Today Dan Formeman-Mackey, Tim Morton (Princeton), and I measured the rate at which Sun-like stars host Earth-like planets! Foreman-Mackey did all the heavy lifting—it was a frantic hack day of sorts—but the work was based on the incredible data sent to us by Erik Petigura (Berkeley). Our measurement of "eta-Earth" involved building a period and radius distribution model which, when multiplied by survey completeness and transit probability, does a good job of modeling Petigura's scatter plot of data points.

IMHO, the correct definition of eta-Earth is the number of planets per star per natural-logarithmic interval in some pair of quantities, which could be radius and period, or which could be mass and insolation, evaluated at Earth's properties. That is, it involves an extrapolation or interpolation of any distribution function (measured from the observational data) to the location of Earth. From Petigura's data, and given assumptions (some listed yesterday), we get a number like five percent, plus-or-minus a percent or two. Importantly, this is five percent per natural-logarithmic interval of radius and per natural-logarithmic interval of period, so it should be compared to other papers and press releases with that clear definition in mind. Also, of course, it is conditioned on some pretty severe assumptions.

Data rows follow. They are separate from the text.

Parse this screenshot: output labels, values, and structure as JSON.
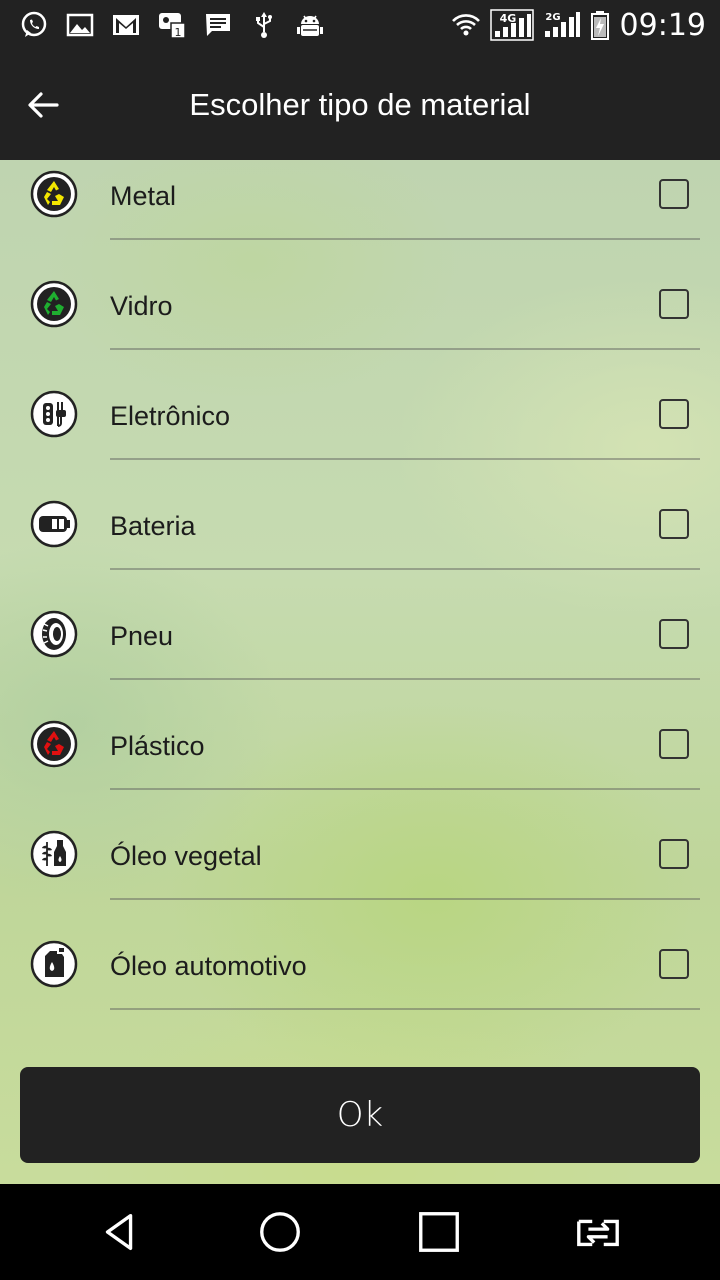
{
  "status_bar": {
    "time": "09:19",
    "left_icons": [
      "whatsapp-icon",
      "image-icon",
      "gmail-icon",
      "chat-notification-icon",
      "message-icon",
      "usb-icon",
      "android-debug-icon"
    ],
    "right_icons": [
      "wifi-icon",
      "signal-4g-icon",
      "signal-2g-icon",
      "battery-charging-icon"
    ],
    "network_4g": "4G",
    "network_2g": "2G"
  },
  "app_bar": {
    "title": "Escolher tipo de material",
    "back_icon": "arrow-back-icon"
  },
  "materials": [
    {
      "label": "Metal",
      "icon": "recycle-yellow-icon",
      "icon_color": "#f2e600",
      "checked": false
    },
    {
      "label": "Vidro",
      "icon": "recycle-green-icon",
      "icon_color": "#1a9a2a",
      "checked": false
    },
    {
      "label": "Eletrônico",
      "icon": "electronic-plug-icon",
      "icon_color": "#222222",
      "checked": false
    },
    {
      "label": "Bateria",
      "icon": "battery-icon",
      "icon_color": "#222222",
      "checked": false
    },
    {
      "label": "Pneu",
      "icon": "tire-icon",
      "icon_color": "#222222",
      "checked": false
    },
    {
      "label": "Plástico",
      "icon": "recycle-red-icon",
      "icon_color": "#e01010",
      "checked": false
    },
    {
      "label": "Óleo vegetal",
      "icon": "vegetable-oil-icon",
      "icon_color": "#222222",
      "checked": false
    },
    {
      "label": "Óleo automotivo",
      "icon": "motor-oil-icon",
      "icon_color": "#222222",
      "checked": false
    }
  ],
  "ok_button": {
    "label": "Ok"
  },
  "nav_bar": {
    "buttons": [
      "back-triangle-icon",
      "home-circle-icon",
      "recents-square-icon",
      "switch-app-icon"
    ]
  },
  "colors": {
    "bar_background": "#222222",
    "text_dark": "#1c1c1c"
  }
}
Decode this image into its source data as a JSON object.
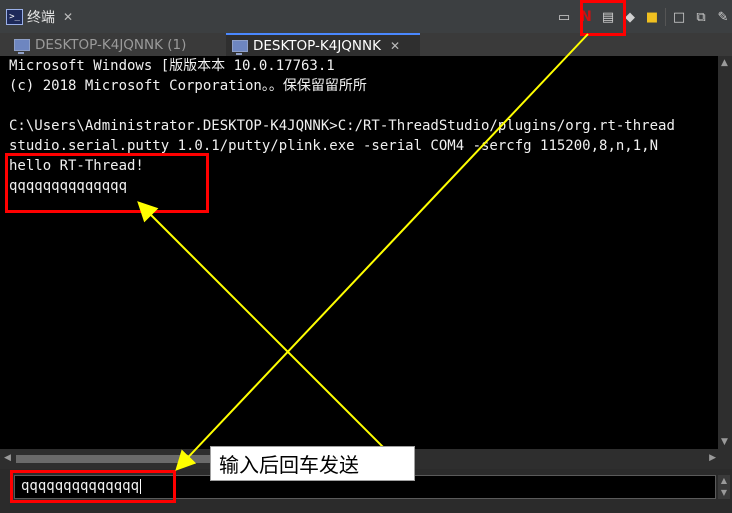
{
  "view": {
    "title": "终端",
    "close_glyph": "✕",
    "icons": [
      "terminal-icon",
      "monitor-icon",
      "disconnect-icon",
      "scroll-lock-icon",
      "clear-icon",
      "lock-icon",
      "new-console-icon",
      "copy-icon",
      "pin-icon"
    ]
  },
  "tabs": [
    {
      "label": "DESKTOP-K4JQNNK (1)",
      "active": false
    },
    {
      "label": "DESKTOP-K4JQNNK",
      "active": true
    }
  ],
  "console": {
    "lines": [
      "Microsoft Windows [版版本本 10.0.17763.1",
      "(c) 2018 Microsoft Corporation。。保保留留所所",
      "",
      "C:\\Users\\Administrator.DESKTOP-K4JQNNK>C:/RT-ThreadStudio/plugins/org.rt-thread",
      "studio.serial.putty_1.0.1/putty/plink.exe -serial COM4 -sercfg 115200,8,n,1,N",
      "hello RT-Thread!",
      "qqqqqqqqqqqqqq"
    ]
  },
  "input": {
    "value": "qqqqqqqqqqqqqq"
  },
  "annotation": {
    "label": "输入后回车发送",
    "highlight_color": "#ff0000",
    "arrow_color": "#ffff00"
  }
}
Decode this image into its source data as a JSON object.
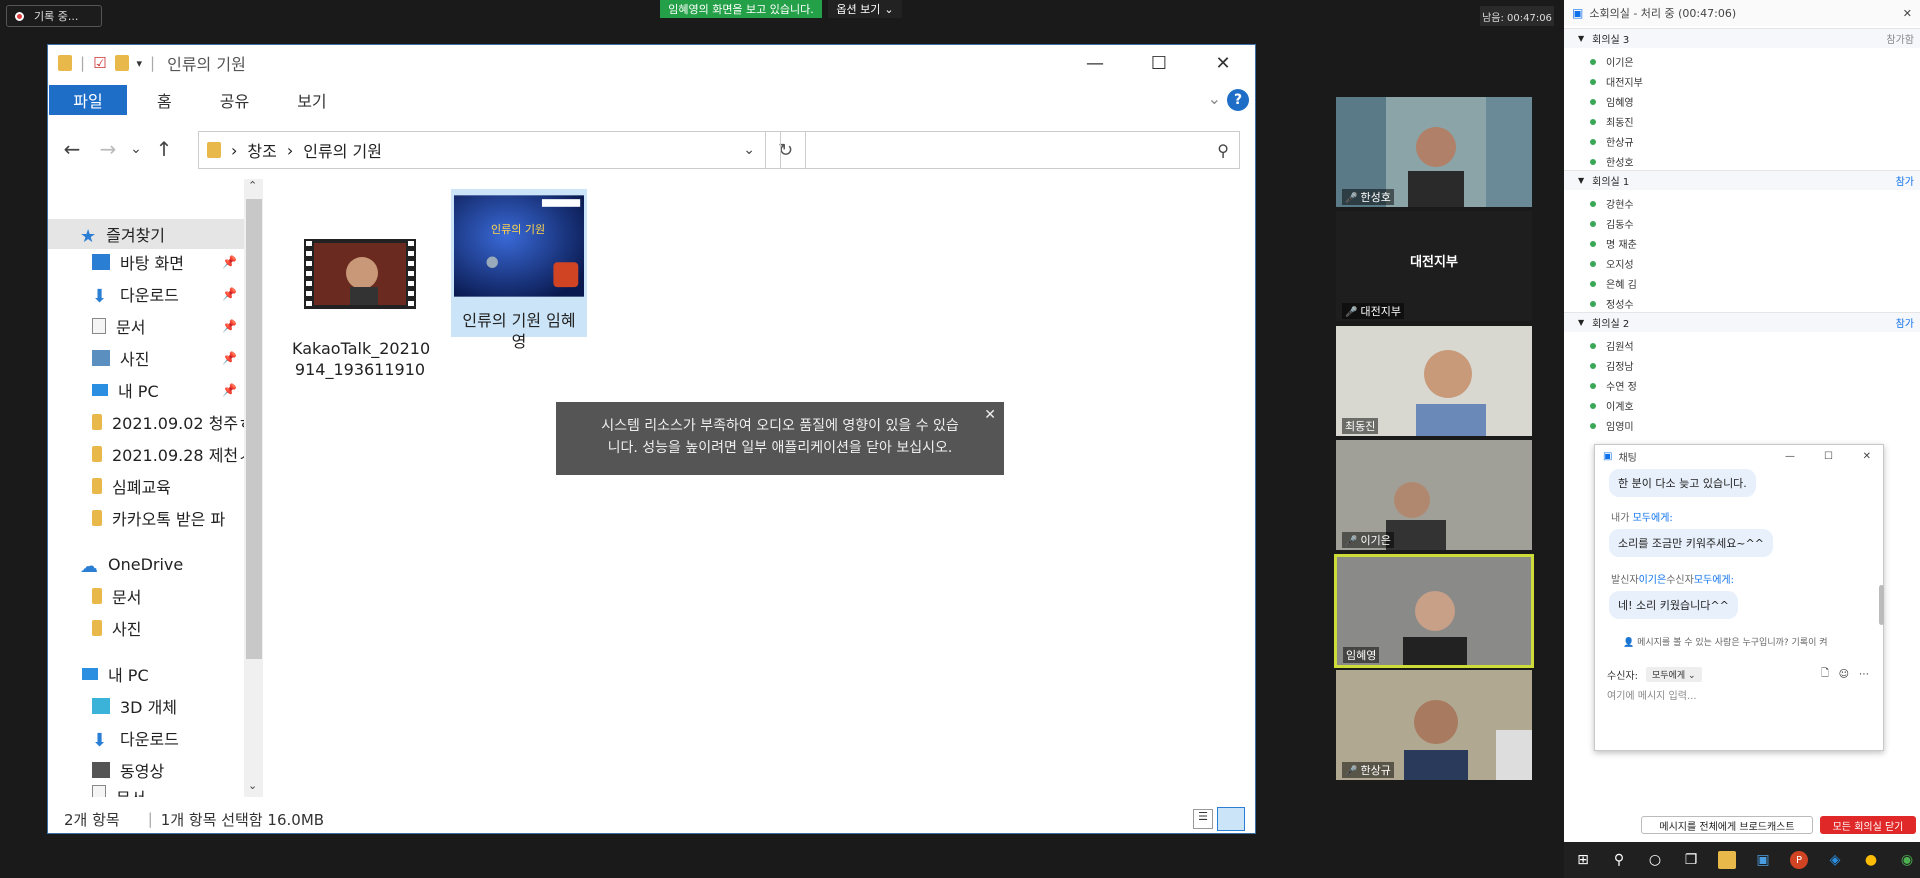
{
  "zoom": {
    "recording": "기록 중...",
    "share_banner": "임혜영의 화면을 보고 있습니다.",
    "view_options": "옵션 보기",
    "elapsed": "남음: 00:47:06"
  },
  "explorer": {
    "title": "인류의 기원",
    "ribbon_tabs": [
      "파일",
      "홈",
      "공유",
      "보기"
    ],
    "breadcrumb": [
      "창조",
      "인류의 기원"
    ],
    "sidebar": [
      {
        "label": "즐겨찾기",
        "icon": "star-icon"
      },
      {
        "label": "바탕 화면",
        "icon": "desktop-icon"
      },
      {
        "label": "다운로드",
        "icon": "download-icon"
      },
      {
        "label": "문서",
        "icon": "document-icon"
      },
      {
        "label": "사진",
        "icon": "pictures-icon"
      },
      {
        "label": "내 PC",
        "icon": "pc-icon"
      },
      {
        "label": "2021.09.02 청주ㅎ",
        "icon": "folder-icon"
      },
      {
        "label": "2021.09.28 제천ㅅ",
        "icon": "folder-icon"
      },
      {
        "label": "심폐교육",
        "icon": "folder-icon"
      },
      {
        "label": "카카오톡 받은 파",
        "icon": "folder-icon"
      },
      {
        "label": "OneDrive",
        "icon": "cloud-icon"
      },
      {
        "label": "문서",
        "icon": "folder-icon"
      },
      {
        "label": "사진",
        "icon": "folder-icon"
      },
      {
        "label": "내 PC",
        "icon": "pc-icon"
      },
      {
        "label": "3D 개체",
        "icon": "3d-objects-icon"
      },
      {
        "label": "다운로드",
        "icon": "download-icon"
      },
      {
        "label": "동영상",
        "icon": "video-icon"
      },
      {
        "label": "문서",
        "icon": "document-icon"
      }
    ],
    "files": [
      {
        "name_line1": "KakaoTalk_20210",
        "name_line2": "914_193611910"
      },
      {
        "name_line1": "인류의 기원 임혜",
        "name_line2": "영",
        "thumb_text": "인류의 기원"
      }
    ],
    "status_count": "2개 항목",
    "status_selected": "1개 항목 선택함 16.0MB"
  },
  "notice": {
    "line1": "시스템 리소스가 부족하여 오디오 품질에 영향이 있을 수 있습",
    "line2": "니다. 성능을 높이려면 일부 애플리케이션을 닫아 보십시오."
  },
  "videos": [
    {
      "name": "한성호"
    },
    {
      "name": "대전지부",
      "center": "대전지부"
    },
    {
      "name": "최동진"
    },
    {
      "name": "이기은"
    },
    {
      "name": "임혜영"
    },
    {
      "name": "한상규"
    }
  ],
  "rooms": {
    "title": "소회의실 - 처리 중 (00:47:06)",
    "groups": [
      {
        "name": "회의실 3",
        "join": "참가함",
        "members": [
          "이기은",
          "대전지부",
          "임혜영",
          "최동진",
          "한상규",
          "한성호"
        ]
      },
      {
        "name": "회의실 1",
        "join": "참가",
        "members": [
          "강현수",
          "김동수",
          "명 재춘",
          "오지성",
          "은혜 김",
          "정성수"
        ]
      },
      {
        "name": "회의실 2",
        "join": "참가",
        "members": [
          "김원석",
          "김정남",
          "수연 정",
          "이계호",
          "임영미"
        ]
      }
    ],
    "broadcast": "메시지를 전체에게 브로드캐스트",
    "close_all": "모든 회의실 닫기"
  },
  "chat": {
    "title": "채팅",
    "messages": [
      {
        "text": "한 분이 다소 늦고 있습니다."
      },
      {
        "meta_prefix": "내가 ",
        "meta_target": "모두에게:",
        "text": "소리를 조금만 키워주세요~^^"
      },
      {
        "meta_prefix": "발신자",
        "meta_sender": "이기은",
        "meta_mid": "수신자",
        "meta_target": "모두에게:",
        "text": "네! 소리 키웠습니다^^"
      }
    ],
    "info": "메시지를 볼 수 있는 사람은 누구입니까? 기록이 켜",
    "recipient_label": "수신자:",
    "recipient_value": "모두에게",
    "input_placeholder": "여기에 메시지 입력..."
  }
}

This blog post does not properly convey my Stoked-ness.

[Note added later: We found a bug in the code; the rate is probably a factor of two larger even!]


  1. How can you *measure* eta-Earth when no habitable Earths are actually found?

    You should call what it is: an extrapolated estimate of Eta-Earth.

    And the lesson from the past on extrapolation is very clear: think about Jupiters -- there is a clear ~1 AU jump in dN/dlog(a) (see Wright et al., 2009 or Mayor et al., 2011). It would seriously underestimate eta-Jupiter if you had done similar extrapolations.

    1. Agreed! Everything is conditional on assumptions. But, that said, uncertainties are being propagated fully.

    2. That's what "eta" means. An extrapolation.

  2. Eta Earth is the fraction of Earth-size planets in the HZ per star, using the original definition. Therefore, this is constrained by the definition of Earth-size, based either on mass or radius, and the HZ definition. Anything else with arbitrary ranges should be called just 'occurrence' as not to confuse it with the Eta Earth definition.